We aspire to love
As we wrap up the first month of a new year, I have been praying through some aspirational statements the Overseers of LakeView Church came up with a few years ago. These statements don’t necessarily describe who we are right now but rather who we believe God is calling us to become. Below is the third statement.
Our aim is to love others like Jesus does. We aspire to be a people who put the needs of others first. We will love every person unconditionally, recognizing their value as human beings made in God’s image. We will strive to show mercy, extend forgiveness, apologize when we err, and welcome everyone who would come to Jesus.
Jesus said the greatest commandment is to love God with all your being. And the second greatest is to “love your neighbor as yourself” (Mark 12:31). Loving God goes hand in hand with loving your neighbor. Now, here’s a profound thought:
What if, when Jesus said to love your neighbor, he meant to love your neighbor?
I know… it seems rather like a stretch, doesn’t it? Jesus spoke in riddles and parables. For me to suggest that he meant we should actually love our neighbors… well, it’s just a bit too much.
See, we tend to turn Jesus’s concrete teaching into abstract theology that can be debated and discussed without being practiced. Who is my neighbor? Isn’t everyone my neighbor? Am I really supposed to love every single human being as much as I love myself? That’s overwhelming. I can’t do it. I won’t even try. It’s a nice sentiment but not realistic. If everyone is my neighbor, no one is my neighbor.
But what if Jesus intended us to actually follow his command? (Again, I know this is a radical suggestion, but hang with me here.) A good place to begin loving your neighbor is with an actual neighbor. Yes, your real neighbors across the street. Or the “neighbor” sitting in the next cubicle at work, or the next desk at school. Real people, not theoretical ones.
It’s much easier to write a check that will bless needy people on the other side of the planet than show kindness to the grumpy old man next door. In reality, we need both checks for the needy and love for the people we live and/or work next to.

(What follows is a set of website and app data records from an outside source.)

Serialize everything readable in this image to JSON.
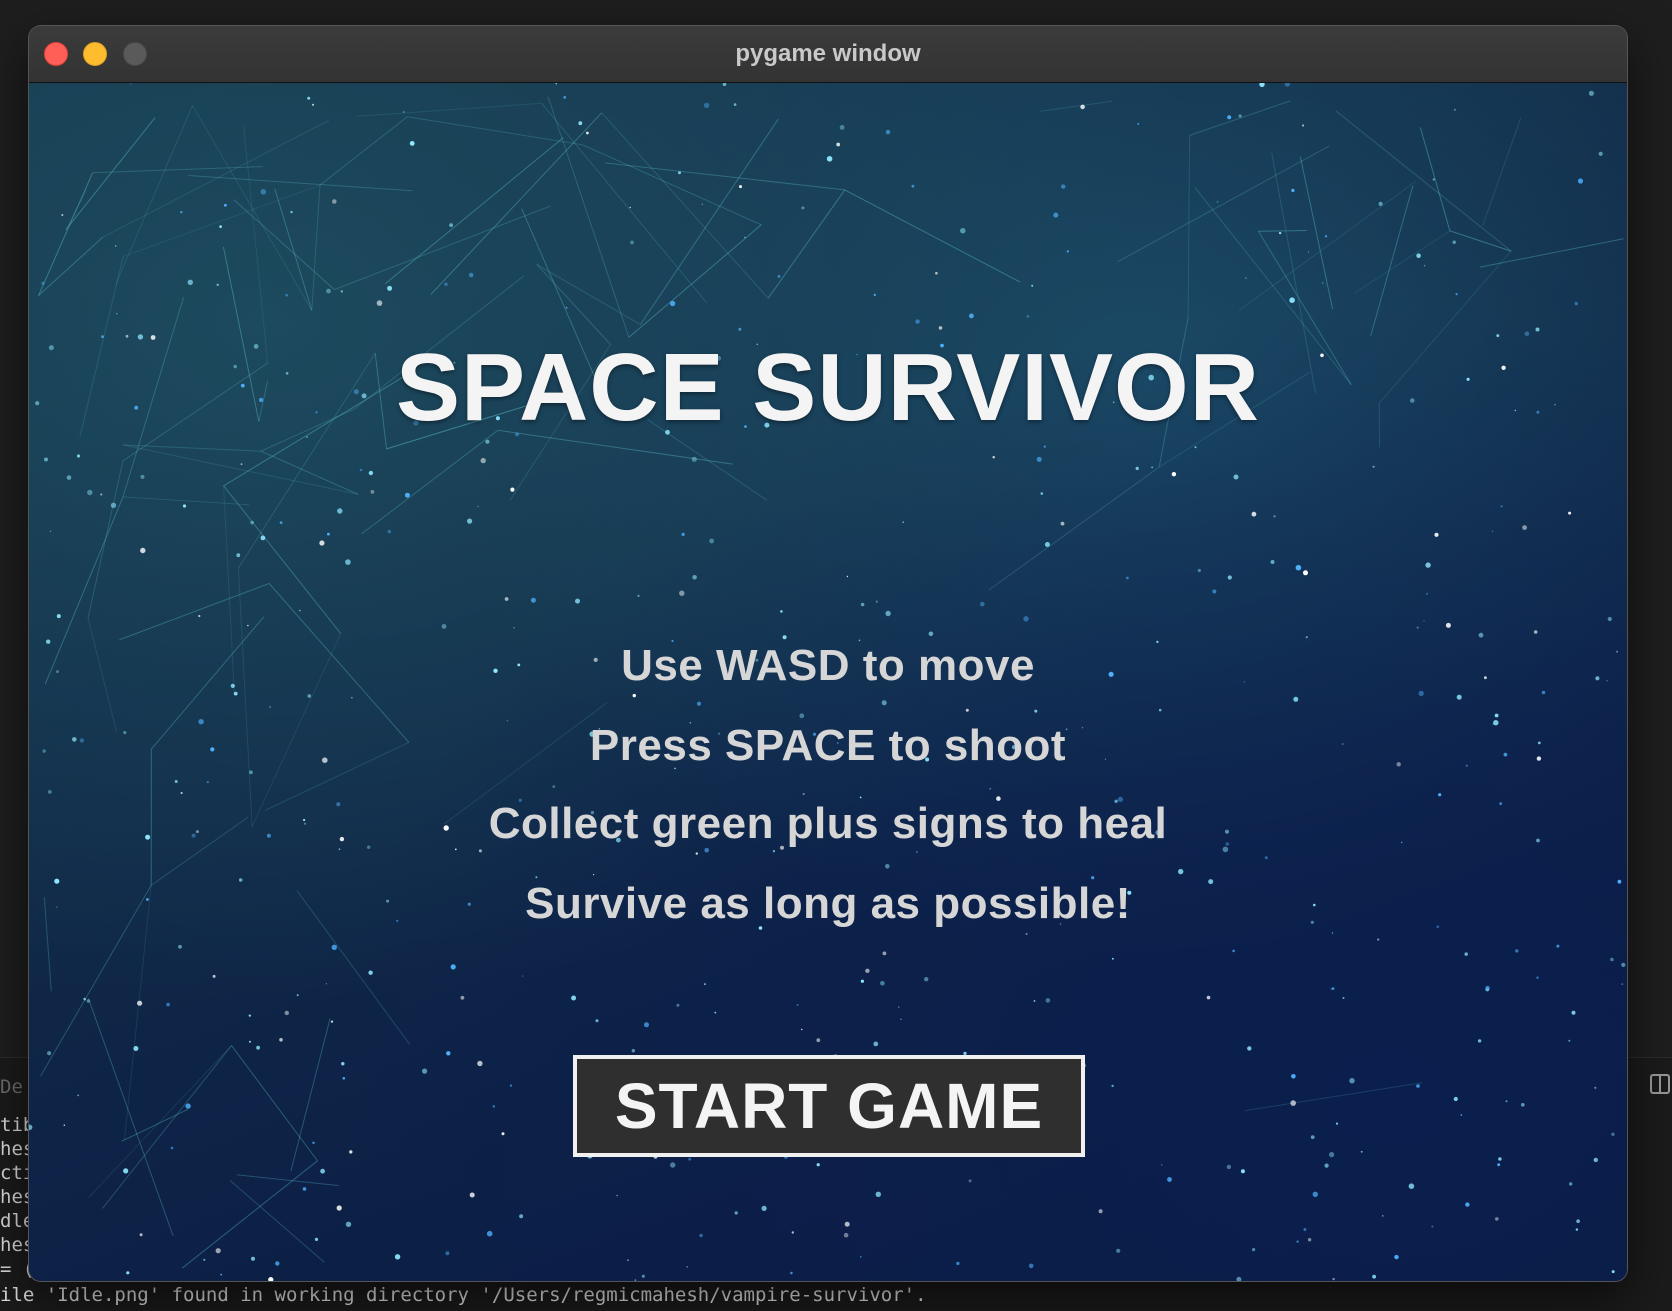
{
  "window": {
    "title": "pygame window"
  },
  "game": {
    "title": "SPACE SURVIVOR",
    "instructions": [
      "Use WASD to move",
      "Press SPACE to shoot",
      "Collect green plus signs to heal",
      "Survive as long as possible!"
    ],
    "start_button": "START GAME"
  },
  "terminal": {
    "tab_label": "De",
    "lines": [
      "tib",
      "hes",
      "cti",
      "hes",
      "dle",
      "hes",
      "= ("
    ],
    "bottom_line": "ile 'Idle.png' found in working directory '/Users/regmicmahesh/vampire-survivor'."
  },
  "colors": {
    "close": "#ff5f57",
    "minimize": "#febc2e",
    "maximize": "#5a5a5a",
    "title_text": "#f4f4f4",
    "instruction_text": "#d6d6d6",
    "button_bg": "#2f2f2f",
    "button_border": "#f0f0f0"
  },
  "icons": [
    "close-button",
    "minimize-button",
    "maximize-button",
    "split-terminal-icon"
  ]
}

Who is someone you can show kindness to this week? A real person, not a theoretical one? Make a plan and do it.